Op-Ed: Aftermath of a Bus Ride

Pain, lacerations, shrapnel, bandages, wheelchair, hearing test, four stunned children and one shaken husband, reporters, Knesset Members, hellish images and tearful recounting ? all merged into a whirlpool of confusion on the rest of that long day. But it is what happened the next day that made me decide to write this article.
Published: Wednesday, March 03, 2004 7:13 PM


Sunday morning, February 22, 2004, I arrived at work just in time to hear about the bus explosion in Jerusalem. Nervously, I waited for the newscaster to say where the bombing had occurred. When he said Keren Hayesod Street, I immediately dialed the Rotem law office, located on that street, where our son Akiva works. I was shaking with the irrational hysteria that grips us here when there is a terrorist bombing ? until we speak to all our loved ones.

"He's a half hour late and hasn't called in," answered his secretary anxiously. Akiva's wife, Dr. Noa Sylvetsky, already at work in Hadassah Hospital, was also worried. Akiva had taken the bus from Efrat to work.

After what seemed an eternity - but was only half an hour - Akiva called to say that he had indeed witnessed the explosion, had rushed to help the wounded and calmed a pregnant woman in the front seat of the bus, and aided another woman who collapsed outside of the bus.

Had he gone into the back of the bus he would have seen his sister.

I called my daughter Zehava on her cell phone once I knew that her brother was fine. She did not answer, so I left a reassuring message. I had no way of knowing that she had brought her car in for repairs that morning from Gush Etzion and had continued on to town by bus.

A half-hour later my cell phone rang.

"Hi, Mom," said Zehava's voice.

"Hi," I replied, "Not to worry. Akiva is all right. I left a message on your cell phone."

"My phone is in Never-Never Land," was her response, "but I'm okay. I'm in the emergency room at Hadassah. They pulled me out of the bus window ? that is, where there had been a window."

Pain, lacerations, shrapnel, bandages, wheelchair, hearing test, four stunned children and one shaken husband, reporters, Knesset Members, hellish images and tearful recounting ? all merged into a whirlpool of confusion on the rest of that long day.

But it is what happened the next day that made me decide to write this article.

Because the next day something occurred about which I had no inkling, something about which I think everyone should know.

The next day, the reporters and VIP's vanished and the "man-on-the-street Israeli" stepped in. We had never heard of the amazing phenomenon we witnessed, but it signified to us that our people will still be flourishing here after all those who applaud suicide bombers will have gone the way of Haman and his sons.

First came the representative of the Children of Terror Victims, who brought toys for the children, who were soon distracted into arguing about which stuffed animal to give their mother.

Next came a young man who said that he had been in a bad accident himself.
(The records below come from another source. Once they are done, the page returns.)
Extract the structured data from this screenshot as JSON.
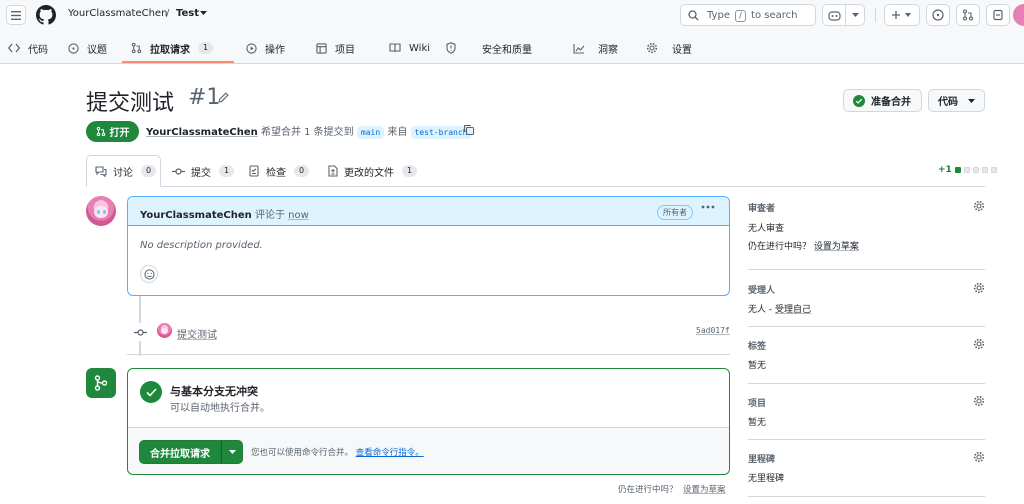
{
  "header": {
    "owner": "YourClassmateChen",
    "separator": "/",
    "repo": "Test",
    "search_placeholder_pre": "Type",
    "search_key": "/",
    "search_placeholder_post": "to search"
  },
  "repo_nav": [
    {
      "label": "代码",
      "icon": "code-icon"
    },
    {
      "label": "议题",
      "icon": "issue-icon"
    },
    {
      "label": "拉取请求",
      "icon": "pull-request-icon",
      "count": "1",
      "active": true
    },
    {
      "label": "操作",
      "icon": "play-icon"
    },
    {
      "label": "项目",
      "icon": "table-icon"
    },
    {
      "label": "Wiki",
      "icon": "book-icon"
    },
    {
      "label": "安全和质量",
      "icon": "shield-icon"
    },
    {
      "label": "洞察",
      "icon": "graph-icon"
    },
    {
      "label": "设置",
      "icon": "gear-icon"
    }
  ],
  "pr": {
    "title": "提交测试",
    "number": "#1",
    "state": "打开",
    "author": "YourClassmateChen",
    "meta_mid": "希望合并 1 条提交到",
    "base": "main",
    "meta_from": "来自",
    "head": "test-branch",
    "ready_label": "准备合并",
    "code_label": "代码"
  },
  "pr_tabs": [
    {
      "label": "讨论",
      "count": "0"
    },
    {
      "label": "提交",
      "count": "1"
    },
    {
      "label": "检查",
      "count": "0"
    },
    {
      "label": "更改的文件",
      "count": "1"
    }
  ],
  "diffstat": {
    "additions": "+1"
  },
  "comment": {
    "author": "YourClassmateChen",
    "action": "评论于",
    "time": "now",
    "badge": "所有者",
    "body": "No description provided."
  },
  "commit": {
    "message": "提交测试",
    "sha": "5ad017f"
  },
  "merge": {
    "title": "与基本分支无冲突",
    "subtitle": "可以自动地执行合并。",
    "button": "合并拉取请求",
    "hint": "您也可以使用命令行合并。",
    "hint_link": "查看命令行指令。",
    "wip_q": "仍在进行中吗？",
    "wip_link": "设置为草案"
  },
  "sidebar": {
    "reviewers": {
      "title": "审查者",
      "value": "无人审查",
      "wip_q": "仍在进行中吗？",
      "wip_link": "设置为草案"
    },
    "assignees": {
      "title": "受理人",
      "value": "无人 - ",
      "link": "受理自己"
    },
    "labels": {
      "title": "标签",
      "value": "暂无"
    },
    "projects": {
      "title": "项目",
      "value": "暂无"
    },
    "milestone": {
      "title": "里程碑",
      "value": "无里程碑"
    }
  },
  "colors": {
    "accent_green": "#1f883d",
    "link_blue": "#0969da",
    "tab_underline": "#fd8c73"
  }
}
He read a poem he had written especially in Zehava's honor and left a key-chain with a prayer for her.

A group of students from the ulpana in Even Shmuel brought a guitar and remained for a half-hour singing all the Israeli songs Zehava loves best.

A Vietnam War veteran and friend told her that she has many good deeds ahead of her and gave Zehava a basket of treats containing a book of Tehilim (Psalms).

The Israel Electric Company sent a delegation with a kitbag full of toiletries, towels and everything needed for a hospital stay.

Two women brought cake and a gigantic cookie with a smiling face for the children. They promised to keep in touch.

Chabad-Lubavitch youth brought their blessing and another Tehilim.

Another sweet young woman brought toys for the children.

Dassie Rabinowitz' (a young cancer victim whose courage moved the entire country) father brought a ceramic mug inscribed with Zehava's name and full of treats.

A chareidi family whose daughter played the electric organ appeared. The daughter played, the father sang, the little boys danced to rousing Purim songs and much needed laughter.

Then, Zehava asked them for the song "There is none to compare to you G-d" ("Ein aroch lecha Hashem Elokenu") and tears filled the eyes of all those who had gathered to listen. Tears of gratitude to the Almighty for sparing our daughter, tears of grief for the wounded and for those who lost their lives, tears of love for our wonderful and caring nation, tears of pride because Am Yisrael Chai ? the People of Israel Live On.